The mystery of the universe and how did it start is a question that has plagued humanity for centuries. In the past, humans sought to explain the phenomena with spirituality, and then later with material physics. But it took a Belgian priest by the name of Georges Lemaître to theorise an idea in which a lot of our current understanding of the origins of the universe works off today.
Georges Lemaître (1894–1966) was classically schooled at a Jesuit secondary school, the Collège du Sacré-Coeur, in Charleroi. At 17, he began studying civil engineering at the Catholic University of Leuven but his studies were interrupted In 1914, at the outbreak of World War I were he opted to serve as an artillery officer in the Belgian army. After the war, he received the Belgian War Cross with palms.
After the war, Lemaître would go on to complete numerous studies in scientific fields.

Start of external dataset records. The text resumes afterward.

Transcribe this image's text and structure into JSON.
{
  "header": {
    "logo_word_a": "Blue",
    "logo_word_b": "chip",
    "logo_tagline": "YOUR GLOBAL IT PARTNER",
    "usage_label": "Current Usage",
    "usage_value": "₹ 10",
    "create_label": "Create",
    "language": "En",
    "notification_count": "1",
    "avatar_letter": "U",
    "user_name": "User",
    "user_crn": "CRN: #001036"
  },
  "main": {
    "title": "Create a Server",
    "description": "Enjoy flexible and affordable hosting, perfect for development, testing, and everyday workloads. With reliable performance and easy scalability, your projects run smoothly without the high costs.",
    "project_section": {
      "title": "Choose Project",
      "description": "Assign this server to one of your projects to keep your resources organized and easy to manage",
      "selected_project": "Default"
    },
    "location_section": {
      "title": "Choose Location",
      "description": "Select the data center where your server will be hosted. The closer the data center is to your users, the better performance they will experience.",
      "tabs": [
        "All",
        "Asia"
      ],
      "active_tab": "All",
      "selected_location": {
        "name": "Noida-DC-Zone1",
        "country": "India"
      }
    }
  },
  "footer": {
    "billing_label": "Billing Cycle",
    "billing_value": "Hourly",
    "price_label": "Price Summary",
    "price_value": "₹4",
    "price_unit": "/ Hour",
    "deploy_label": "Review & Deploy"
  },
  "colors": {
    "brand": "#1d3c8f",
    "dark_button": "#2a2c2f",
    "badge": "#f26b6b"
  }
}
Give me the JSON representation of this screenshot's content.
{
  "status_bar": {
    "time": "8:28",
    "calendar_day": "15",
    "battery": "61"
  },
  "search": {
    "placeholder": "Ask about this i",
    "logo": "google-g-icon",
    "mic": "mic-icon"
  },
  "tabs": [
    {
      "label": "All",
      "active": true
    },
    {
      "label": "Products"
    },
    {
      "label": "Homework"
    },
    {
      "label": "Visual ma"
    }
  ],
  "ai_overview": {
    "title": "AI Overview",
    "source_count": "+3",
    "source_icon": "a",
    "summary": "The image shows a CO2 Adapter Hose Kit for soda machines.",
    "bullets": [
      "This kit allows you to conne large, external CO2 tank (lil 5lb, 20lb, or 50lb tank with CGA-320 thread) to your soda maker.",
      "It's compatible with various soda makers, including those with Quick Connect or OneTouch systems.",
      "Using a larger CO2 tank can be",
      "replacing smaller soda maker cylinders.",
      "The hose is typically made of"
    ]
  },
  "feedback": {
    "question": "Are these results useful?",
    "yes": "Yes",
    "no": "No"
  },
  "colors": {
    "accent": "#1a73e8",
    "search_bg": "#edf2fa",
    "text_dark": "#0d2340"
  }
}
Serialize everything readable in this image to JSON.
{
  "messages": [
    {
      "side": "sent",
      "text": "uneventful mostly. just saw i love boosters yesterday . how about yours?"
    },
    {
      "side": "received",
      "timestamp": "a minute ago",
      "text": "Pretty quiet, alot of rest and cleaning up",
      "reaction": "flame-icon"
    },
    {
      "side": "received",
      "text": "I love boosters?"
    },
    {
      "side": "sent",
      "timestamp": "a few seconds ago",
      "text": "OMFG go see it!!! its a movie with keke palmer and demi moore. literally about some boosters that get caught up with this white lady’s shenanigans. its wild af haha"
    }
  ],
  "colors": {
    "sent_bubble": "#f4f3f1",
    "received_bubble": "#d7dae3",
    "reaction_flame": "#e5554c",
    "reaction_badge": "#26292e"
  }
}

In 1920 he obtained a physics and mathematics doctorate, in 1923 he was ordained a priest and graduated from Cambridge University and later went on to MIT before returning to Leuven university as a part-time lecturer.
Much of Lemaître’s works were applying Albert Einstein‘s groundbreaking theory of general relativity to cosmology, and It was at Leuven University in 1927, that the work for the “Big Bang” theory would begin. He gained acclaim upon publishing a report which stipulated a new idea of an expanding universe, derived from General Relativity; it provided the first observational estimation of the Hubble constant.
Einstein, while not taking exception to the maths presented, refused to accept the idea of an expanding universe. Lemaître recalled him commenting “Your calculations are correct, but your physics is atrocious.”
Having taken some time, Lemaître further built upon his theory to conclude the universe expanded from an initial point, which he called the “Primordial Atom“.
In January 1933, Lemaître and Einstein travelled together to attend a series of seminars in California. After Lemaître detailed his theory, Einstein stood up, applauded, and is supposed to have said, “This is the most beautiful and satisfactory explanation of creation to which I have ever listened.”
In 1933, Lemaître achieved his greatest public recognition when he resumed his theory of the expanding universe and published a more detailed version in the Annals of the Scientific Society of Brussels. Newspapers around the world began calling him the famous Belgian scientist and the leader of the new cosmological physics.
After which, he was elected to many academic roles within society, Including the Pontifical Academy of Sciences in 1936, which he took an active role there and served as its president until his death from a heart attack in March 1960.